(Data records for software interfaces)

——

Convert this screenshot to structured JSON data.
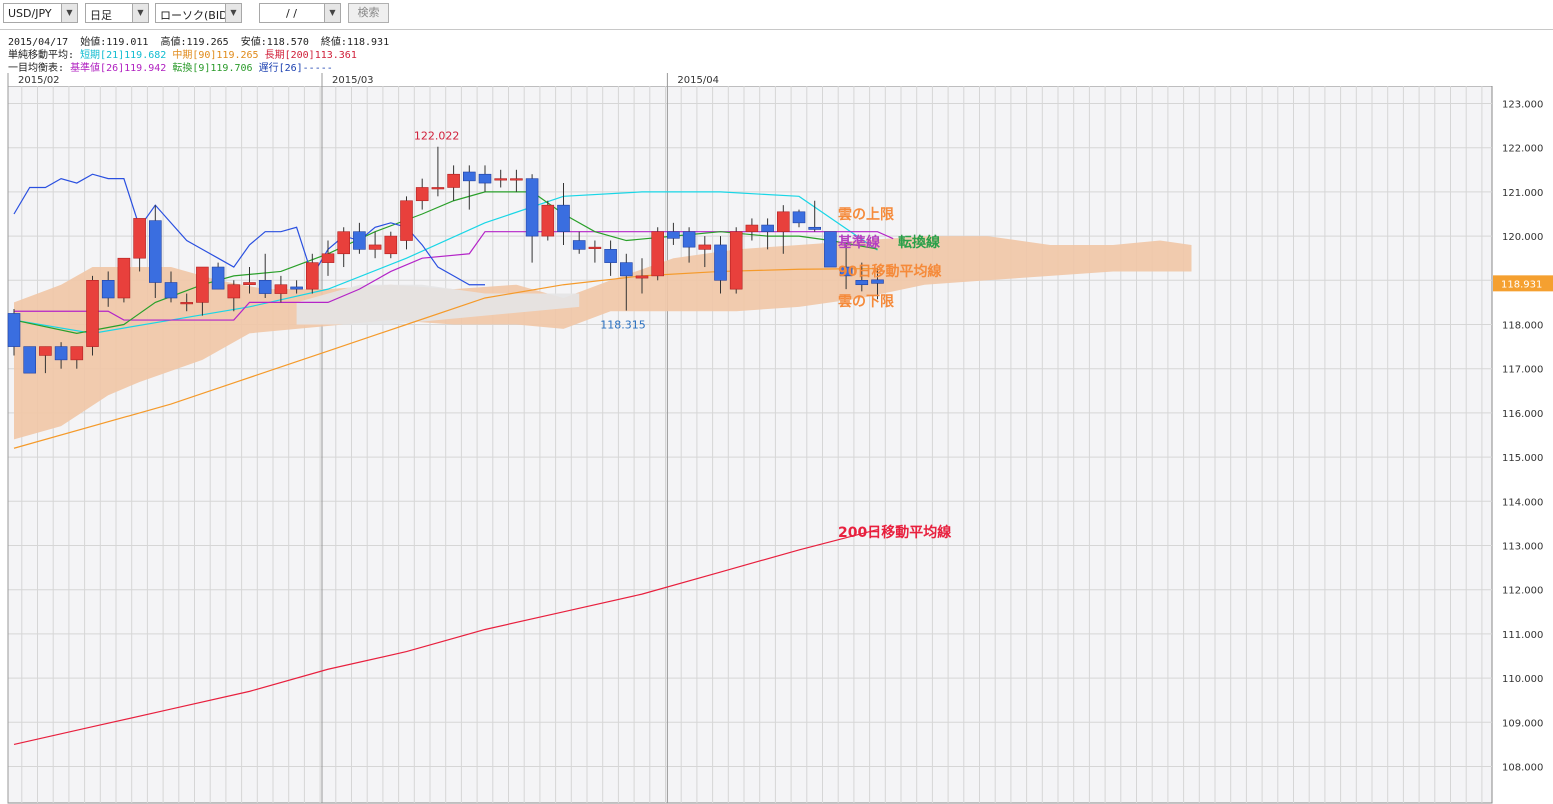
{
  "toolbar": {
    "pair": "USD/JPY",
    "period": "日足",
    "chart_type": "ローソク(BID)",
    "date_value": "/ /",
    "search_label": "検索"
  },
  "info": {
    "ohlc": {
      "date": "2015/04/17",
      "open": "始値:119.011",
      "high": "高値:119.265",
      "low": "安値:118.570",
      "close": "終値:118.931"
    },
    "sma_label": "単純移動平均:",
    "sma_short": "短期[21]119.682",
    "sma_mid": "中期[90]119.265",
    "sma_long": "長期[200]113.361",
    "ichimoku_label": "一目均衡表:",
    "kijun": "基準値[26]119.942",
    "tenkan": "転換[9]119.706",
    "chikou": "遅行[26]-----"
  },
  "chart_data": {
    "type": "candlestick",
    "y_ticks": [
      "123.000",
      "122.000",
      "121.000",
      "120.000",
      "119.000",
      "118.000",
      "117.000",
      "116.000",
      "115.000",
      "114.000",
      "113.000",
      "112.000",
      "111.000",
      "110.000",
      "109.000",
      "108.000"
    ],
    "ylim": [
      107.0,
      123.5
    ],
    "x_labels": [
      {
        "label": "2015/02",
        "index": 0
      },
      {
        "label": "2015/03",
        "index": 20
      },
      {
        "label": "2015/04",
        "index": 42
      }
    ],
    "last_price_label": "118.931",
    "high_annotation": {
      "label": "122.022",
      "index": 27,
      "value": 122.022
    },
    "low_annotation": {
      "label": "118.315",
      "index": 39,
      "value": 118.315
    },
    "candles": [
      {
        "o": 118.25,
        "h": 118.35,
        "l": 117.3,
        "c": 117.5
      },
      {
        "o": 117.5,
        "h": 117.5,
        "l": 116.9,
        "c": 116.9
      },
      {
        "o": 117.3,
        "h": 117.5,
        "l": 116.9,
        "c": 117.5
      },
      {
        "o": 117.5,
        "h": 117.6,
        "l": 117.0,
        "c": 117.2
      },
      {
        "o": 117.2,
        "h": 117.5,
        "l": 117.0,
        "c": 117.5
      },
      {
        "o": 117.5,
        "h": 119.1,
        "l": 117.3,
        "c": 119.0
      },
      {
        "o": 119.0,
        "h": 119.2,
        "l": 118.4,
        "c": 118.6
      },
      {
        "o": 118.6,
        "h": 119.5,
        "l": 118.5,
        "c": 119.5
      },
      {
        "o": 119.5,
        "h": 120.4,
        "l": 119.2,
        "c": 120.4
      },
      {
        "o": 120.35,
        "h": 120.7,
        "l": 118.6,
        "c": 118.95
      },
      {
        "o": 118.95,
        "h": 119.2,
        "l": 118.5,
        "c": 118.6
      },
      {
        "o": 118.5,
        "h": 118.7,
        "l": 118.3,
        "c": 118.5
      },
      {
        "o": 118.5,
        "h": 119.3,
        "l": 118.2,
        "c": 119.3
      },
      {
        "o": 119.3,
        "h": 119.4,
        "l": 118.8,
        "c": 118.8
      },
      {
        "o": 118.6,
        "h": 119.0,
        "l": 118.3,
        "c": 118.9
      },
      {
        "o": 118.9,
        "h": 119.3,
        "l": 118.7,
        "c": 118.95
      },
      {
        "o": 119.0,
        "h": 119.6,
        "l": 118.6,
        "c": 118.7
      },
      {
        "o": 118.7,
        "h": 119.1,
        "l": 118.5,
        "c": 118.9
      },
      {
        "o": 118.85,
        "h": 119.0,
        "l": 118.7,
        "c": 118.8
      },
      {
        "o": 118.8,
        "h": 119.6,
        "l": 118.7,
        "c": 119.4
      },
      {
        "o": 119.4,
        "h": 119.9,
        "l": 119.1,
        "c": 119.6
      },
      {
        "o": 119.6,
        "h": 120.2,
        "l": 119.3,
        "c": 120.1
      },
      {
        "o": 120.1,
        "h": 120.3,
        "l": 119.6,
        "c": 119.7
      },
      {
        "o": 119.7,
        "h": 120.1,
        "l": 119.5,
        "c": 119.8
      },
      {
        "o": 119.6,
        "h": 120.1,
        "l": 119.5,
        "c": 120.0
      },
      {
        "o": 119.9,
        "h": 120.9,
        "l": 119.7,
        "c": 120.8
      },
      {
        "o": 120.8,
        "h": 121.3,
        "l": 120.6,
        "c": 121.1
      },
      {
        "o": 121.1,
        "h": 122.022,
        "l": 120.9,
        "c": 121.1
      },
      {
        "o": 121.1,
        "h": 121.6,
        "l": 120.8,
        "c": 121.4
      },
      {
        "o": 121.45,
        "h": 121.6,
        "l": 120.6,
        "c": 121.25
      },
      {
        "o": 121.4,
        "h": 121.6,
        "l": 121.0,
        "c": 121.2
      },
      {
        "o": 121.3,
        "h": 121.5,
        "l": 121.1,
        "c": 121.3
      },
      {
        "o": 121.3,
        "h": 121.5,
        "l": 121.0,
        "c": 121.3
      },
      {
        "o": 121.3,
        "h": 121.4,
        "l": 119.4,
        "c": 120.0
      },
      {
        "o": 120.0,
        "h": 120.8,
        "l": 119.9,
        "c": 120.7
      },
      {
        "o": 120.7,
        "h": 121.2,
        "l": 119.8,
        "c": 120.1
      },
      {
        "o": 119.9,
        "h": 120.1,
        "l": 119.6,
        "c": 119.7
      },
      {
        "o": 119.75,
        "h": 119.9,
        "l": 119.4,
        "c": 119.75
      },
      {
        "o": 119.7,
        "h": 119.9,
        "l": 119.1,
        "c": 119.4
      },
      {
        "o": 119.4,
        "h": 119.6,
        "l": 118.315,
        "c": 119.1
      },
      {
        "o": 119.05,
        "h": 119.5,
        "l": 118.7,
        "c": 119.1
      },
      {
        "o": 119.1,
        "h": 120.2,
        "l": 119.0,
        "c": 120.1
      },
      {
        "o": 120.1,
        "h": 120.3,
        "l": 119.8,
        "c": 119.95
      },
      {
        "o": 120.1,
        "h": 120.2,
        "l": 119.4,
        "c": 119.75
      },
      {
        "o": 119.7,
        "h": 120.0,
        "l": 119.3,
        "c": 119.8
      },
      {
        "o": 119.8,
        "h": 120.0,
        "l": 118.7,
        "c": 119.0
      },
      {
        "o": 118.8,
        "h": 120.2,
        "l": 118.7,
        "c": 120.1
      },
      {
        "o": 120.1,
        "h": 120.4,
        "l": 119.9,
        "c": 120.25
      },
      {
        "o": 120.25,
        "h": 120.4,
        "l": 119.7,
        "c": 120.1
      },
      {
        "o": 120.1,
        "h": 120.7,
        "l": 119.6,
        "c": 120.55
      },
      {
        "o": 120.55,
        "h": 120.6,
        "l": 120.2,
        "c": 120.3
      },
      {
        "o": 120.2,
        "h": 120.8,
        "l": 120.1,
        "c": 120.15
      },
      {
        "o": 120.1,
        "h": 120.1,
        "l": 119.4,
        "c": 119.3
      },
      {
        "o": 119.3,
        "h": 119.8,
        "l": 118.8,
        "c": 119.1
      },
      {
        "o": 119.0,
        "h": 119.4,
        "l": 118.75,
        "c": 118.9
      },
      {
        "o": 119.011,
        "h": 119.265,
        "l": 118.57,
        "c": 118.931
      }
    ],
    "series": [
      {
        "name": "短期[21]",
        "color": "#19d6e6",
        "values": [
          [
            0,
            118.1
          ],
          [
            5,
            117.8
          ],
          [
            10,
            118.1
          ],
          [
            15,
            118.4
          ],
          [
            20,
            118.8
          ],
          [
            25,
            119.5
          ],
          [
            30,
            120.3
          ],
          [
            35,
            120.9
          ],
          [
            40,
            121.0
          ],
          [
            45,
            121.0
          ],
          [
            50,
            120.9
          ],
          [
            55,
            119.682
          ]
        ]
      },
      {
        "name": "中期[90]",
        "color": "#f59a2a",
        "values": [
          [
            0,
            115.2
          ],
          [
            10,
            116.2
          ],
          [
            20,
            117.4
          ],
          [
            25,
            118.0
          ],
          [
            30,
            118.6
          ],
          [
            35,
            118.9
          ],
          [
            40,
            119.1
          ],
          [
            45,
            119.2
          ],
          [
            50,
            119.25
          ],
          [
            55,
            119.265
          ]
        ]
      },
      {
        "name": "長期[200]",
        "color": "#e8203e",
        "values": [
          [
            0,
            108.5
          ],
          [
            5,
            108.9
          ],
          [
            10,
            109.3
          ],
          [
            15,
            109.7
          ],
          [
            20,
            110.2
          ],
          [
            25,
            110.6
          ],
          [
            30,
            111.1
          ],
          [
            35,
            111.5
          ],
          [
            40,
            111.9
          ],
          [
            45,
            112.4
          ],
          [
            50,
            112.9
          ],
          [
            55,
            113.361
          ]
        ]
      },
      {
        "name": "基準値[26]",
        "color": "#b424c8",
        "values": [
          [
            0,
            118.3
          ],
          [
            6,
            118.3
          ],
          [
            7,
            118.1
          ],
          [
            14,
            118.1
          ],
          [
            15,
            118.5
          ],
          [
            20,
            118.5
          ],
          [
            22,
            118.8
          ],
          [
            24,
            119.2
          ],
          [
            26,
            119.5
          ],
          [
            29,
            119.6
          ],
          [
            30,
            120.1
          ],
          [
            55,
            120.1
          ],
          [
            56,
            119.942
          ]
        ]
      },
      {
        "name": "転換[9]",
        "color": "#2aa02a",
        "values": [
          [
            0,
            118.1
          ],
          [
            4,
            117.8
          ],
          [
            7,
            118.0
          ],
          [
            9,
            118.5
          ],
          [
            12,
            118.9
          ],
          [
            14,
            119.1
          ],
          [
            17,
            119.2
          ],
          [
            20,
            119.6
          ],
          [
            23,
            120.1
          ],
          [
            26,
            120.5
          ],
          [
            28,
            120.8
          ],
          [
            30,
            121.0
          ],
          [
            33,
            121.0
          ],
          [
            35,
            120.5
          ],
          [
            37,
            120.1
          ],
          [
            39,
            119.9
          ],
          [
            42,
            120.0
          ],
          [
            45,
            120.1
          ],
          [
            48,
            120.0
          ],
          [
            50,
            120.0
          ],
          [
            52,
            119.9
          ],
          [
            55,
            119.706
          ]
        ]
      },
      {
        "name": "遅行[26]",
        "color": "#2a50e0",
        "values": [
          [
            0,
            120.5
          ],
          [
            1,
            121.1
          ],
          [
            2,
            121.1
          ],
          [
            3,
            121.3
          ],
          [
            4,
            121.2
          ],
          [
            5,
            121.4
          ],
          [
            6,
            121.3
          ],
          [
            7,
            121.3
          ],
          [
            8,
            120.2
          ],
          [
            9,
            120.7
          ],
          [
            10,
            120.3
          ],
          [
            11,
            119.9
          ],
          [
            12,
            119.7
          ],
          [
            13,
            119.5
          ],
          [
            14,
            119.3
          ],
          [
            15,
            119.8
          ],
          [
            16,
            120.1
          ],
          [
            17,
            120.1
          ],
          [
            18,
            120.2
          ],
          [
            19,
            119.1
          ],
          [
            20,
            119.7
          ],
          [
            21,
            120.0
          ],
          [
            22,
            119.9
          ],
          [
            23,
            120.2
          ],
          [
            24,
            120.3
          ],
          [
            25,
            120.2
          ],
          [
            26,
            119.8
          ],
          [
            27,
            119.3
          ],
          [
            28,
            119.1
          ],
          [
            29,
            118.9
          ],
          [
            30,
            118.9
          ]
        ]
      }
    ],
    "cloud": {
      "color_up": "#f1c7a6",
      "color_down": "#e4e4e6",
      "upper": [
        [
          0,
          118.5
        ],
        [
          3,
          118.9
        ],
        [
          5,
          119.3
        ],
        [
          10,
          119.3
        ],
        [
          13,
          119.0
        ],
        [
          16,
          118.8
        ],
        [
          20,
          118.8
        ],
        [
          24,
          118.9
        ],
        [
          28,
          118.8
        ],
        [
          32,
          118.9
        ],
        [
          35,
          118.6
        ],
        [
          38,
          119.0
        ],
        [
          42,
          119.5
        ],
        [
          46,
          119.7
        ],
        [
          50,
          119.8
        ],
        [
          54,
          119.9
        ],
        [
          58,
          120.0
        ],
        [
          62,
          120.0
        ],
        [
          66,
          119.8
        ],
        [
          70,
          119.8
        ],
        [
          73,
          119.9
        ],
        [
          75,
          119.8
        ]
      ],
      "lower": [
        [
          0,
          115.4
        ],
        [
          3,
          115.7
        ],
        [
          6,
          116.4
        ],
        [
          8,
          116.7
        ],
        [
          12,
          117.2
        ],
        [
          15,
          117.8
        ],
        [
          18,
          117.9
        ],
        [
          21,
          118.0
        ],
        [
          24,
          118.1
        ],
        [
          28,
          118.0
        ],
        [
          32,
          118.0
        ],
        [
          35,
          117.9
        ],
        [
          38,
          118.3
        ],
        [
          42,
          118.3
        ],
        [
          46,
          118.3
        ],
        [
          50,
          118.4
        ],
        [
          54,
          118.6
        ],
        [
          58,
          118.9
        ],
        [
          62,
          119.0
        ],
        [
          66,
          119.1
        ],
        [
          70,
          119.2
        ],
        [
          73,
          119.2
        ],
        [
          75,
          119.2
        ]
      ]
    },
    "annotations": [
      {
        "label": "雲の上限",
        "color": "#f58a3a"
      },
      {
        "label": "基準線",
        "color": "#b540c0"
      },
      {
        "label": "転換線",
        "color": "#2aa04a"
      },
      {
        "label": "90日移動平均線",
        "color": "#f58a3a"
      },
      {
        "label": "雲の下限",
        "color": "#f58a3a"
      },
      {
        "label": "200日移動平均線",
        "color": "#e8203e"
      }
    ],
    "colors": {
      "up": "#e8403c",
      "down": "#3a6ee0",
      "grid": "#d6d6d6",
      "bg": "#f4f4f6"
    }
  }
}
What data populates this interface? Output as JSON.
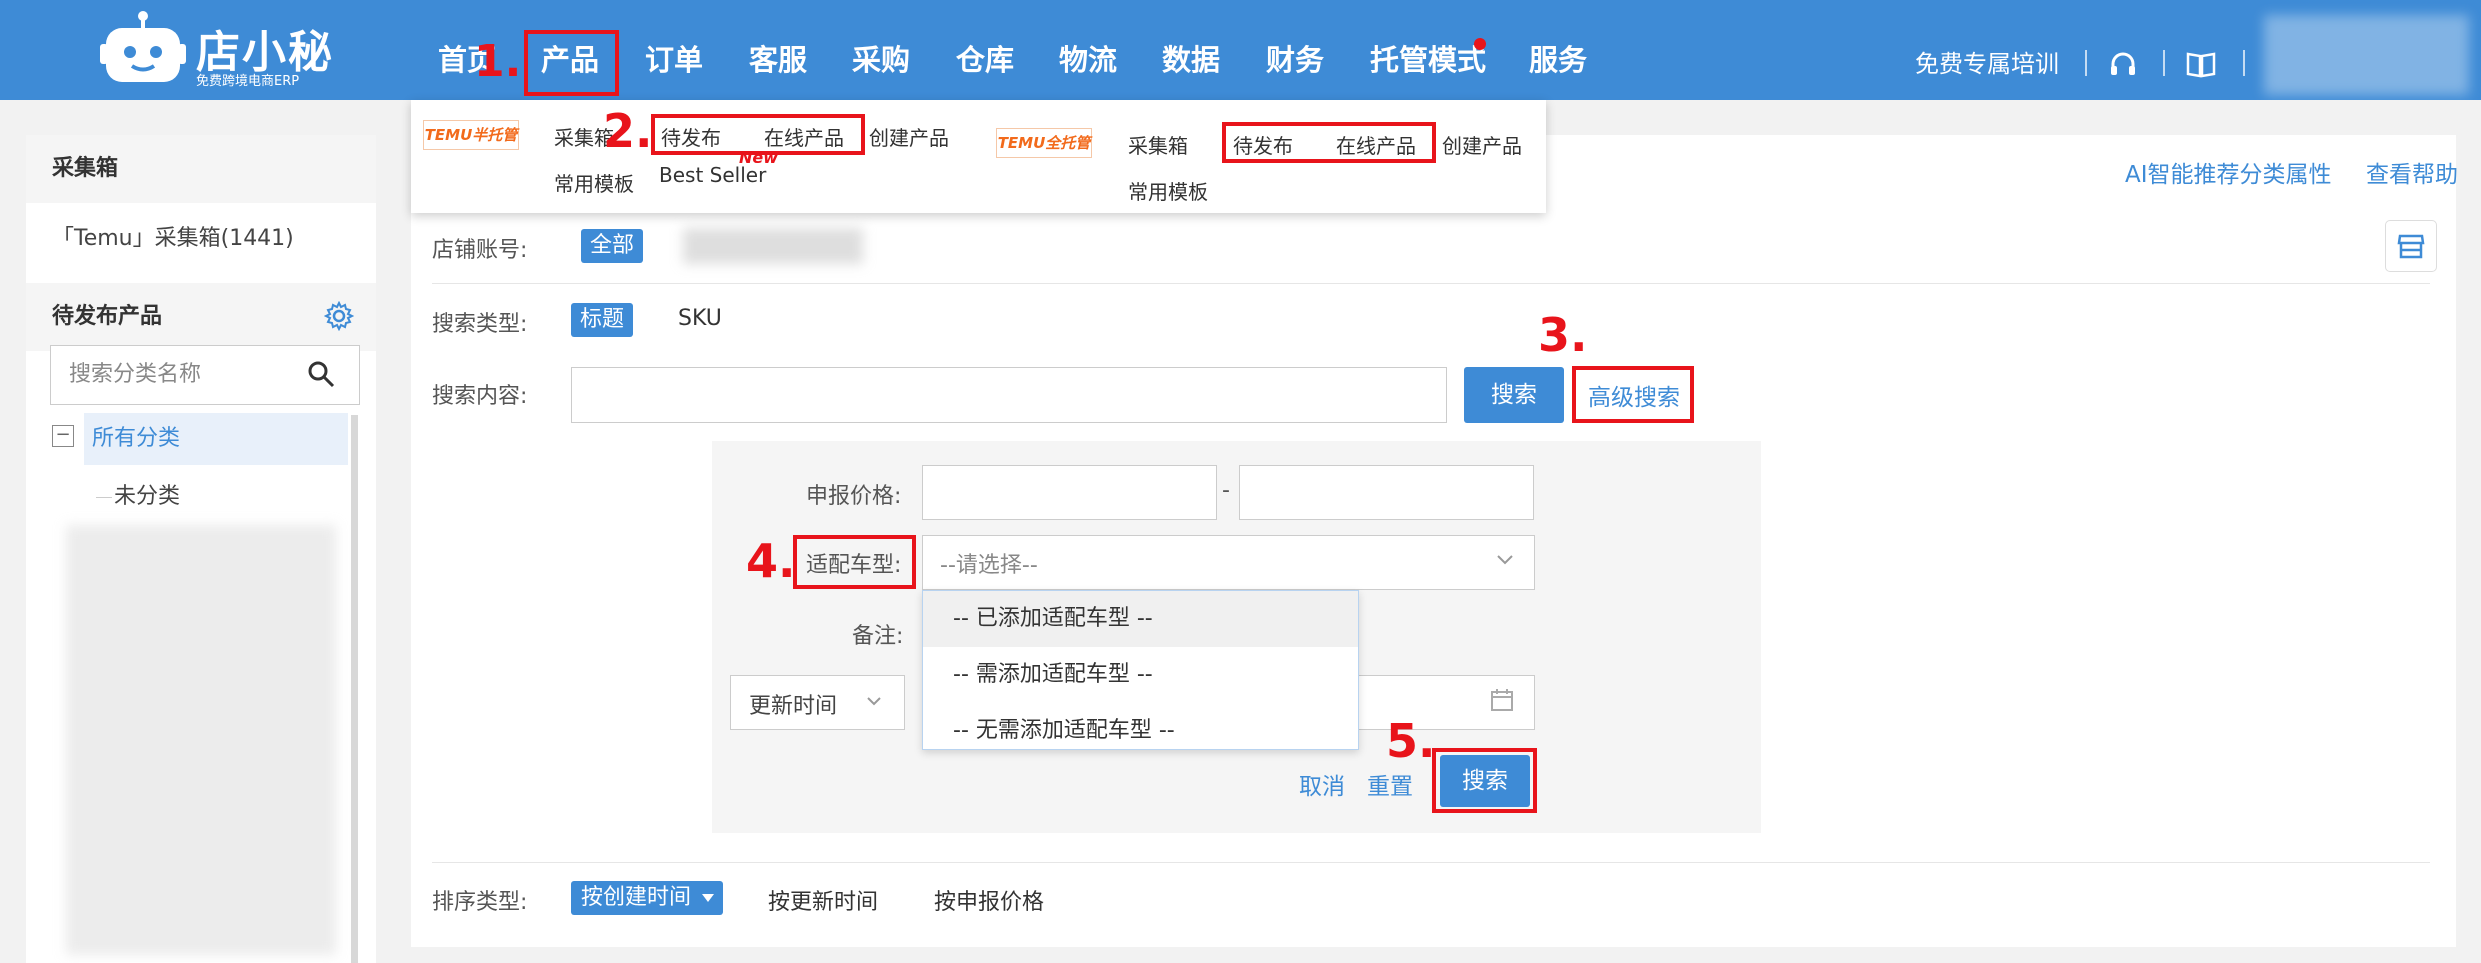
{
  "nav": {
    "logo_text": "店小秘",
    "logo_sub": "免费跨境电商ERP",
    "items": [
      "首页",
      "产品",
      "订单",
      "客服",
      "采购",
      "仓库",
      "物流",
      "数据",
      "财务",
      "托管模式",
      "服务"
    ],
    "training": "免费专属培训",
    "separator": "|"
  },
  "steps": [
    "1.",
    "2.",
    "3.",
    "4.",
    "5."
  ],
  "product_menu": {
    "semi": {
      "logo": "TEMU半托管",
      "collect": "采集箱",
      "pending": "待发布",
      "online": "在线产品",
      "create": "创建产品",
      "templates": "常用模板",
      "bestseller": "Best Seller",
      "new_badge": "New"
    },
    "full": {
      "logo": "TEMU全托管",
      "collect": "采集箱",
      "pending": "待发布",
      "online": "在线产品",
      "create": "创建产品",
      "templates": "常用模板"
    }
  },
  "header_links": {
    "ai": "AI智能推荐分类属性",
    "help": "查看帮助"
  },
  "sidebar": {
    "collect_title": "采集箱",
    "collect_item": "「Temu」采集箱(1441)",
    "pending_title": "待发布产品",
    "search_placeholder": "搜索分类名称",
    "tree_expander": "−",
    "tree_all": "所有分类",
    "tree_uncat": "未分类"
  },
  "filters": {
    "shop_label": "店铺账号:",
    "shop_all": "全部",
    "search_type_label": "搜索类型:",
    "type_title": "标题",
    "type_sku": "SKU",
    "search_content_label": "搜索内容:",
    "search_btn": "搜索",
    "advanced": "高级搜索"
  },
  "advanced": {
    "price_label": "申报价格:",
    "price_dash": "-",
    "car_label": "适配车型:",
    "car_placeholder": "--请选择--",
    "remark_label": "备注:",
    "time_select": "更新时间",
    "options": [
      "-- 已添加适配车型 --",
      "-- 需添加适配车型 --",
      "-- 无需添加适配车型 --"
    ],
    "cancel": "取消",
    "reset": "重置",
    "search": "搜索"
  },
  "sort": {
    "label": "排序类型:",
    "by_create": "按创建时间",
    "by_update": "按更新时间",
    "by_price": "按申报价格"
  },
  "colors": {
    "primary": "#3e8bd6",
    "annotation": "#e8141b"
  }
}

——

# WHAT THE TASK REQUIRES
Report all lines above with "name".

# TASK ANSWER
        "name": "短期[21]",
        "name": "中期[90]",
        "name": "長期[200]",
        "name": "基準値[26]",
        "name": "転換[9]",
        "name": "遅行[26]",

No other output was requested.